Source material:
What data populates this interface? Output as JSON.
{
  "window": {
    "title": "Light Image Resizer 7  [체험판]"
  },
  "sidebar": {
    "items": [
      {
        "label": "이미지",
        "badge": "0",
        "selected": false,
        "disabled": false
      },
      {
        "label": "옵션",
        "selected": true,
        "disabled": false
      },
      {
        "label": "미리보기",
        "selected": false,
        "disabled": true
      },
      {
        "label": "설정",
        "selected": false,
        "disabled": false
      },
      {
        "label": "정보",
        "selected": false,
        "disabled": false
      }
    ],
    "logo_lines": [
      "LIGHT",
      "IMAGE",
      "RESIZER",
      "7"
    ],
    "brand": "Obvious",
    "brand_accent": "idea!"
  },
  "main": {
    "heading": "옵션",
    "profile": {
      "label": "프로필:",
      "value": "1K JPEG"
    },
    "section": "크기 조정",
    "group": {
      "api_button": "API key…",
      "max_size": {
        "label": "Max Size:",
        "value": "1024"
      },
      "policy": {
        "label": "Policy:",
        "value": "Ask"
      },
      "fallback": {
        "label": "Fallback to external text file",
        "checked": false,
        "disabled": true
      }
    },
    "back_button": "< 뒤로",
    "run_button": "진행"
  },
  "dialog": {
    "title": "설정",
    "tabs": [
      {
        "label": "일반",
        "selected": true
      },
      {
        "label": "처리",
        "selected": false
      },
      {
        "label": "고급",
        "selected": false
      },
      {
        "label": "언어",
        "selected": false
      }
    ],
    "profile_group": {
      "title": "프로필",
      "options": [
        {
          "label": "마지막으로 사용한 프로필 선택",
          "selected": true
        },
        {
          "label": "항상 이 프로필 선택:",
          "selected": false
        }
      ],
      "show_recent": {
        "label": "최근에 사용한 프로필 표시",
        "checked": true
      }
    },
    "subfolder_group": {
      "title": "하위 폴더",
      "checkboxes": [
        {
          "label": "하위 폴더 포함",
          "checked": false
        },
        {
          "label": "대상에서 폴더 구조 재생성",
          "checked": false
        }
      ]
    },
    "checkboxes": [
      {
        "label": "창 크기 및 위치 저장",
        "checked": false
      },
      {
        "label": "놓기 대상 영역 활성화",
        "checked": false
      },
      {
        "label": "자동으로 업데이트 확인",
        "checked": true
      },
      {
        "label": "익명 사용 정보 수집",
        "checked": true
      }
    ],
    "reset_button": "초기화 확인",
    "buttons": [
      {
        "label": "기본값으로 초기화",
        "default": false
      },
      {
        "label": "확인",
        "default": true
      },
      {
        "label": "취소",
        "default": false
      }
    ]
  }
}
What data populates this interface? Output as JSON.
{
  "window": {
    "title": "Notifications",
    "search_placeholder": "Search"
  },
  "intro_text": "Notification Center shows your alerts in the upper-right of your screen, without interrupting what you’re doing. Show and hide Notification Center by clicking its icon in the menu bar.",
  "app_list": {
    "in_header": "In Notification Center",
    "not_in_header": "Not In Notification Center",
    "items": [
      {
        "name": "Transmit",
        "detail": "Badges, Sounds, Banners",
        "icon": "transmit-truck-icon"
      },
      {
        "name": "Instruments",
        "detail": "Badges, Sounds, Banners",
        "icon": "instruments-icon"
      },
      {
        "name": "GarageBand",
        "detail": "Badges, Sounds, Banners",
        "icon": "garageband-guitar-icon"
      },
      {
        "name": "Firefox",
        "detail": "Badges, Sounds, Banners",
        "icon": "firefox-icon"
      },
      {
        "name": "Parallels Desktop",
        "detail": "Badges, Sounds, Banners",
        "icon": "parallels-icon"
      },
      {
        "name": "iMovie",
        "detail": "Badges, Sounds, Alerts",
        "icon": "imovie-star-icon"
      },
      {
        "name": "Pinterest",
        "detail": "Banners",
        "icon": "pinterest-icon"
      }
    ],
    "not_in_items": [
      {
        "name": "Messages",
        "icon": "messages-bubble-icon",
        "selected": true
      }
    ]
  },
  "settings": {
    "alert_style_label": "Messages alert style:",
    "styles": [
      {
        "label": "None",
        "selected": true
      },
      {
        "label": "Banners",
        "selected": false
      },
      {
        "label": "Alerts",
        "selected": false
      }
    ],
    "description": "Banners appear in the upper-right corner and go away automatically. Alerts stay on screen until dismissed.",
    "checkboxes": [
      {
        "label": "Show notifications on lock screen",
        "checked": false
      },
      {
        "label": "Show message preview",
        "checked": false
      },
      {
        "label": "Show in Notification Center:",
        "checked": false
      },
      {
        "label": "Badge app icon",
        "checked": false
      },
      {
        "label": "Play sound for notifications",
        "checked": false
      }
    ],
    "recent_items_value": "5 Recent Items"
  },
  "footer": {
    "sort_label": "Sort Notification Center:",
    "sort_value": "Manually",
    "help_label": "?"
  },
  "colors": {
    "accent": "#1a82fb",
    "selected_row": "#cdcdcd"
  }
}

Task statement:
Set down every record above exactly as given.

Answer space:
What data populates this interface? Output as JSON.
{
  "window": {
    "title": "Light Image Resizer 7  [체험판]"
  },
  "sidebar": {
    "items": [
      {
        "label": "이미지",
        "badge": "0",
        "selected": false,
        "disabled": false
      },
      {
        "label": "옵션",
        "selected": true,
        "disabled": false
      },
      {
        "label": "미리보기",
        "selected": false,
        "disabled": true
      },
      {
        "label": "설정",
        "selected": false,
        "disabled": false
      },
      {
        "label": "정보",
        "selected": false,
        "disabled": false
      }
    ],
    "logo_lines": [
      "LIGHT",
      "IMAGE",
      "RESIZER",
      "7"
    ],
    "brand": "Obvious",
    "brand_accent": "idea!"
  },
  "main": {
    "heading": "옵션",
    "profile": {
      "label": "프로필:",
      "value": "1K JPEG"
    },
    "section": "크기 조정",
    "group": {
      "api_button": "API key…",
      "max_size": {
        "label": "Max Size:",
        "value": "1024"
      },
      "policy": {
        "label": "Policy:",
        "value": "Ask"
      },
      "fallback": {
        "label": "Fallback to external text file",
        "checked": false,
        "disabled": true
      }
    },
    "back_button": "< 뒤로",
    "run_button": "진행"
  },
  "dialog": {
    "title": "설정",
    "tabs": [
      {
        "label": "일반",
        "selected": true
      },
      {
        "label": "처리",
        "selected": false
      },
      {
        "label": "고급",
        "selected": false
      },
      {
        "label": "언어",
        "selected": false
      }
    ],
    "profile_group": {
      "title": "프로필",
      "options": [
        {
          "label": "마지막으로 사용한 프로필 선택",
          "selected": true
        },
        {
          "label": "항상 이 프로필 선택:",
          "selected": false
        }
      ],
      "show_recent": {
        "label": "최근에 사용한 프로필 표시",
        "checked": true
      }
    },
    "subfolder_group": {
      "title": "하위 폴더",
      "checkboxes": [
        {
          "label": "하위 폴더 포함",
          "checked": false
        },
        {
          "label": "대상에서 폴더 구조 재생성",
          "checked": false
        }
      ]
    },
    "checkboxes": [
      {
        "label": "창 크기 및 위치 저장",
        "checked": false
      },
      {
        "label": "놓기 대상 영역 활성화",
        "checked": false
      },
      {
        "label": "자동으로 업데이트 확인",
        "checked": true
      },
      {
        "label": "익명 사용 정보 수집",
        "checked": true
      }
    ],
    "reset_button": "초기화 확인",
    "buttons": [
      {
        "label": "기본값으로 초기화",
        "default": false
      },
      {
        "label": "확인",
        "default": true
      },
      {
        "label": "취소",
        "default": false
      }
    ]
  }
}
What data populates this interface? Output as JSON.
{
  "window": {
    "title": "Notifications",
    "search_placeholder": "Search"
  },
  "intro_text": "Notification Center shows your alerts in the upper-right of your screen, without interrupting what you’re doing. Show and hide Notification Center by clicking its icon in the menu bar.",
  "app_list": {
    "in_header": "In Notification Center",
    "not_in_header": "Not In Notification Center",
    "items": [
      {
        "name": "Transmit",
        "detail": "Badges, Sounds, Banners",
        "icon": "transmit-truck-icon"
      },
      {
        "name": "Instruments",
        "detail": "Badges, Sounds, Banners",
        "icon": "instruments-icon"
      },
      {
        "name": "GarageBand",
        "detail": "Badges, Sounds, Banners",
        "icon": "garageband-guitar-icon"
      },
      {
        "name": "Firefox",
        "detail": "Badges, Sounds, Banners",
        "icon": "firefox-icon"
      },
      {
        "name": "Parallels Desktop",
        "detail": "Badges, Sounds, Banners",
        "icon": "parallels-icon"
      },
      {
        "name": "iMovie",
        "detail": "Badges, Sounds, Alerts",
        "icon": "imovie-star-icon"
      },
      {
        "name": "Pinterest",
        "detail": "Banners",
        "icon": "pinterest-icon"
      }
    ],
    "not_in_items": [
      {
        "name": "Messages",
        "icon": "messages-bubble-icon",
        "selected": true
      }
    ]
  },
  "settings": {
    "alert_style_label": "Messages alert style:",
    "styles": [
      {
        "label": "None",
        "selected": true
      },
      {
        "label": "Banners",
        "selected": false
      },
      {
        "label": "Alerts",
        "selected": false
      }
    ],
    "description": "Banners appear in the upper-right corner and go away automatically. Alerts stay on screen until dismissed.",
    "checkboxes": [
      {
        "label": "Show notifications on lock screen",
        "checked": false
      },
      {
        "label": "Show message preview",
        "checked": false
      },
      {
        "label": "Show in Notification Center:",
        "checked": false
      },
      {
        "label": "Badge app icon",
        "checked": false
      },
      {
        "label": "Play sound for notifications",
        "checked": false
      }
    ],
    "recent_items_value": "5 Recent Items"
  },
  "footer": {
    "sort_label": "Sort Notification Center:",
    "sort_value": "Manually",
    "help_label": "?"
  },
  "colors": {
    "accent": "#1a82fb",
    "selected_row": "#cdcdcd"
  }
}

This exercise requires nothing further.